Records from a data collection:
--------
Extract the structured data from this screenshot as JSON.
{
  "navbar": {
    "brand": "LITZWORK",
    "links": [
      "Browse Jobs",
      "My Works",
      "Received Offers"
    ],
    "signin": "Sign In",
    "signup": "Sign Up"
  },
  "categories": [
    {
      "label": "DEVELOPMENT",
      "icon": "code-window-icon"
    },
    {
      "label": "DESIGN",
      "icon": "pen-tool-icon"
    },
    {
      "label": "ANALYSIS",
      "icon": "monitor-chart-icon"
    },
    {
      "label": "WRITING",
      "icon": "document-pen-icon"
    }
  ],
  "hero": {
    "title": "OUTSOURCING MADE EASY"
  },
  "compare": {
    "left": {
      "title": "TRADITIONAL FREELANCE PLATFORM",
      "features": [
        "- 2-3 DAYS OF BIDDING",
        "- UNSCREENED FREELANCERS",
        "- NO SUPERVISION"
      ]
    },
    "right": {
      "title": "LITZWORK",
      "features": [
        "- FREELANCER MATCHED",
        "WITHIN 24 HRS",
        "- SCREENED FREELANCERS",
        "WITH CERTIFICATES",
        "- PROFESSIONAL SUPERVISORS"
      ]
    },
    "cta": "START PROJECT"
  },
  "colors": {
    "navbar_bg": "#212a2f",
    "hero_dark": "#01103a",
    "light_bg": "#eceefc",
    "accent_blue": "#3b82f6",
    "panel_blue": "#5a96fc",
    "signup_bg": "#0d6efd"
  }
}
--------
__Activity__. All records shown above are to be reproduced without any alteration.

__Result__.
Extract the structured data from this screenshot as JSON.
{
  "navbar": {
    "brand": "LITZWORK",
    "links": [
      "Browse Jobs",
      "My Works",
      "Received Offers"
    ],
    "signin": "Sign In",
    "signup": "Sign Up"
  },
  "categories": [
    {
      "label": "DEVELOPMENT",
      "icon": "code-window-icon"
    },
    {
      "label": "DESIGN",
      "icon": "pen-tool-icon"
    },
    {
      "label": "ANALYSIS",
      "icon": "monitor-chart-icon"
    },
    {
      "label": "WRITING",
      "icon": "document-pen-icon"
    }
  ],
  "hero": {
    "title": "OUTSOURCING MADE EASY"
  },
  "compare": {
    "left": {
      "title": "TRADITIONAL FREELANCE PLATFORM",
      "features": [
        "- 2-3 DAYS OF BIDDING",
        "- UNSCREENED FREELANCERS",
        "- NO SUPERVISION"
      ]
    },
    "right": {
      "title": "LITZWORK",
      "features": [
        "- FREELANCER MATCHED",
        "WITHIN 24 HRS",
        "- SCREENED FREELANCERS",
        "WITH CERTIFICATES",
        "- PROFESSIONAL SUPERVISORS"
      ]
    },
    "cta": "START PROJECT"
  },
  "colors": {
    "navbar_bg": "#212a2f",
    "hero_dark": "#01103a",
    "light_bg": "#eceefc",
    "accent_blue": "#3b82f6",
    "panel_blue": "#5a96fc",
    "signup_bg": "#0d6efd"
  }
}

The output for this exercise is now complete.